**Activity**
In the listing that follows, copy out each line that includes the word "ascii".

[Record extracts — start]

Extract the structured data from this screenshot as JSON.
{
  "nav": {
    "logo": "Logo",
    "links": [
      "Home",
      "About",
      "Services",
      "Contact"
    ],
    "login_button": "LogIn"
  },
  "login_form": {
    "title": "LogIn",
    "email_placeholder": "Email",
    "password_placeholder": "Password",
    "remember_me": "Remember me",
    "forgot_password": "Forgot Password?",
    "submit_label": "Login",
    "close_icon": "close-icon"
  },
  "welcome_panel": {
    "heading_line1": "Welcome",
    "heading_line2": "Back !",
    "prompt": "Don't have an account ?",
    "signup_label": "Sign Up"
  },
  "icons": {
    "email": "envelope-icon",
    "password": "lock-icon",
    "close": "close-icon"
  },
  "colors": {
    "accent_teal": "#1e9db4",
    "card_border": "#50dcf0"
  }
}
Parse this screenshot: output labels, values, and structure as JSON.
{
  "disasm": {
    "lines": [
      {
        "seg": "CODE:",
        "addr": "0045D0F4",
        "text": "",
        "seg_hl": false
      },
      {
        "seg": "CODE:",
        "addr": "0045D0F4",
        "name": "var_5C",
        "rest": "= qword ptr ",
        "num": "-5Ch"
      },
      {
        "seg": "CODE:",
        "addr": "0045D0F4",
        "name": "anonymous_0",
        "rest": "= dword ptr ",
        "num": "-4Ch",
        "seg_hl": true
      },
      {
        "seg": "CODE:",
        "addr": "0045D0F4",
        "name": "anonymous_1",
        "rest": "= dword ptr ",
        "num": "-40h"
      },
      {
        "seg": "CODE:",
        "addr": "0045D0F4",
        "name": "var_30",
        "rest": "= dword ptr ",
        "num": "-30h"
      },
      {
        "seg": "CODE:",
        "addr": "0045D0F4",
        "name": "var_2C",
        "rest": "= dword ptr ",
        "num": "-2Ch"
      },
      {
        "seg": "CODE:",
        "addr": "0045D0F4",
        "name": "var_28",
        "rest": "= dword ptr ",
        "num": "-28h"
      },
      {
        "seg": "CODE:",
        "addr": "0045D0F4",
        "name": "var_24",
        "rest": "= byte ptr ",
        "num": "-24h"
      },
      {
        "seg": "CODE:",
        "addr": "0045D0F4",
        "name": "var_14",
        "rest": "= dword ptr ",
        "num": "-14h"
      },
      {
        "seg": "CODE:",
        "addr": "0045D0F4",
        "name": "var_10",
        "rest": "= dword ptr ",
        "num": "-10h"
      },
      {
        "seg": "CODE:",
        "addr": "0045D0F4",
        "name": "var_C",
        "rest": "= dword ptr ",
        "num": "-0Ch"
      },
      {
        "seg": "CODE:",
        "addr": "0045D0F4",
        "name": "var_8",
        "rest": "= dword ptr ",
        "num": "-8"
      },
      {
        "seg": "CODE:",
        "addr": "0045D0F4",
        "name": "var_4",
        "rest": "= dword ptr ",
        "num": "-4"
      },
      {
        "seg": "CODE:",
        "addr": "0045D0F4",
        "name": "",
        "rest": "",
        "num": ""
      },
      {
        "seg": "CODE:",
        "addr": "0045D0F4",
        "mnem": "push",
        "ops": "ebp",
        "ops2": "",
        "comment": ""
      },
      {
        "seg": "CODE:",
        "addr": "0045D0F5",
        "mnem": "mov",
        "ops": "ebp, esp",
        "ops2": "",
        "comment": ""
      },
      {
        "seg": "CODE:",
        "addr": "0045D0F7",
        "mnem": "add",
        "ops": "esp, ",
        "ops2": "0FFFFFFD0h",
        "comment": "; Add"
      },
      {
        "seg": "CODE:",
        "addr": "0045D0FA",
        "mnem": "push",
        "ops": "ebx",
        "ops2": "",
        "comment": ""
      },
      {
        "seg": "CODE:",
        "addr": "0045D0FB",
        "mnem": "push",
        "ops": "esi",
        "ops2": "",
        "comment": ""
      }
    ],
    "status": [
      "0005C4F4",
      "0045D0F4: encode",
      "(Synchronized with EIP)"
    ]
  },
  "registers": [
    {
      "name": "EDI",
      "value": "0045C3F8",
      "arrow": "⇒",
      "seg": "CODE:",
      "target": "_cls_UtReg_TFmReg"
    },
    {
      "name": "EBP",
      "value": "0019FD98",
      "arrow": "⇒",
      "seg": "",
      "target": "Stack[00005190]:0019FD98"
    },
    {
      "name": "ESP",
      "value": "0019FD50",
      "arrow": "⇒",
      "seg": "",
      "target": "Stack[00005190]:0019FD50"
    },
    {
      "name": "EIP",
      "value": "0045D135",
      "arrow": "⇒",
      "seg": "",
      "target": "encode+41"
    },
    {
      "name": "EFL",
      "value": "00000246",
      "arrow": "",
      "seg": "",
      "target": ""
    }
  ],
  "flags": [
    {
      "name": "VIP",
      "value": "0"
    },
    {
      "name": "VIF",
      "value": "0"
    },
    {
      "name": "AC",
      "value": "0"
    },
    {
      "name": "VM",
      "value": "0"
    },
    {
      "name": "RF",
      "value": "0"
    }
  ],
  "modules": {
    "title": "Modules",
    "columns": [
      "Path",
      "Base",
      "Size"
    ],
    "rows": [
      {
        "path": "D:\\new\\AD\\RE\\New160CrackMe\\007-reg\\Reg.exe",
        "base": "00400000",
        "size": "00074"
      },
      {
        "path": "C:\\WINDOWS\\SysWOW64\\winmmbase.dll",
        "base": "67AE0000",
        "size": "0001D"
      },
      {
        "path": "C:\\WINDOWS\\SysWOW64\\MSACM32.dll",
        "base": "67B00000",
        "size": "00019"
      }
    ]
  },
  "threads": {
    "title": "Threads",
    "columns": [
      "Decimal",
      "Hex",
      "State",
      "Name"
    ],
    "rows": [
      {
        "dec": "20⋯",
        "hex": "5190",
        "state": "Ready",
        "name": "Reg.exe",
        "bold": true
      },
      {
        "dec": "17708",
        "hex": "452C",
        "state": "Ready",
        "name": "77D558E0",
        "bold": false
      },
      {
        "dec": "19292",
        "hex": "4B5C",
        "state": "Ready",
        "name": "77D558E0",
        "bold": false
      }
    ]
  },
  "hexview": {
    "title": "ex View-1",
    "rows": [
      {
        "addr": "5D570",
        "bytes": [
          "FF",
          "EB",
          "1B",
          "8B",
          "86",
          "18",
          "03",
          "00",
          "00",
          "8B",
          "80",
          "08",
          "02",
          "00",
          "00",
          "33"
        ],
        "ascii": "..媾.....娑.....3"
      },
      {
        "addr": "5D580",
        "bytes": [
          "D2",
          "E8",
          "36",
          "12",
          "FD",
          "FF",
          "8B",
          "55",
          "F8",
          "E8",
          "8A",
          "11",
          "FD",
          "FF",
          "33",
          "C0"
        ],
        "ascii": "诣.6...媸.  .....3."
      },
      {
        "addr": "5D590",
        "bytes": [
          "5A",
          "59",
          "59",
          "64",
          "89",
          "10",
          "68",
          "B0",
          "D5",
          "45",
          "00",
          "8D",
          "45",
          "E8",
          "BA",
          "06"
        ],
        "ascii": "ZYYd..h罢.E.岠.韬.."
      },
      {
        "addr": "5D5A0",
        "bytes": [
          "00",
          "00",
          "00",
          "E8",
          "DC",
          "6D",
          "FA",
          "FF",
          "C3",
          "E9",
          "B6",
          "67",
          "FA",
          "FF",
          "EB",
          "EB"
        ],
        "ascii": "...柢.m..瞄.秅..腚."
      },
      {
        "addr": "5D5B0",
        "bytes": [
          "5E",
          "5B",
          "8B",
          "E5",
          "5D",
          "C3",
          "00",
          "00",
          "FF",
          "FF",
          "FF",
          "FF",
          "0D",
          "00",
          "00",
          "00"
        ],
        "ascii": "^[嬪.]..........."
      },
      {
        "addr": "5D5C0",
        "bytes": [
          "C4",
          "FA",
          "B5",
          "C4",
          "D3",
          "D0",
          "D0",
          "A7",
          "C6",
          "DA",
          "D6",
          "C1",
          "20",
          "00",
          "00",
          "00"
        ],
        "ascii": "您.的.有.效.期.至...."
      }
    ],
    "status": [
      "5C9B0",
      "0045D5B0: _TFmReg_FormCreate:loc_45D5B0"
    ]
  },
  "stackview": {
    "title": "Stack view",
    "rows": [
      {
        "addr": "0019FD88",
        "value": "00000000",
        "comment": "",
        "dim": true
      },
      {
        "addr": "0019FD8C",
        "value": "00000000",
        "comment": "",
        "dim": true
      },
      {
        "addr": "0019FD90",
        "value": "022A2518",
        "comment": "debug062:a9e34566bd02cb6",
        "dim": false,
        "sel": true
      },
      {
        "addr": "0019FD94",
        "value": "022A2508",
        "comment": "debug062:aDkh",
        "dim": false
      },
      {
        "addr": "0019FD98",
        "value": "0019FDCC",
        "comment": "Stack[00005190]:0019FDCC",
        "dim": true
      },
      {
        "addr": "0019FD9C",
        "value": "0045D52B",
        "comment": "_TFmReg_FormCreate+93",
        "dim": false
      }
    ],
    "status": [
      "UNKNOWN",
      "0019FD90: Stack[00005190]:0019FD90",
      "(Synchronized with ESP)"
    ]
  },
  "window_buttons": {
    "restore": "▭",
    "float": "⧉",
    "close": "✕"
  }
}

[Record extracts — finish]

**Task response**
        "ascii": "..媾.....娑.....3"
        "ascii": "诣.6...媸.  .....3."
        "ascii": "ZYYd..h罢.E.岠.韬.."
        "ascii": "...柢.m..瞄.秅..腚."
        "ascii": "^[嬪.]..........."
        "ascii": "您.的.有.效.期.至...."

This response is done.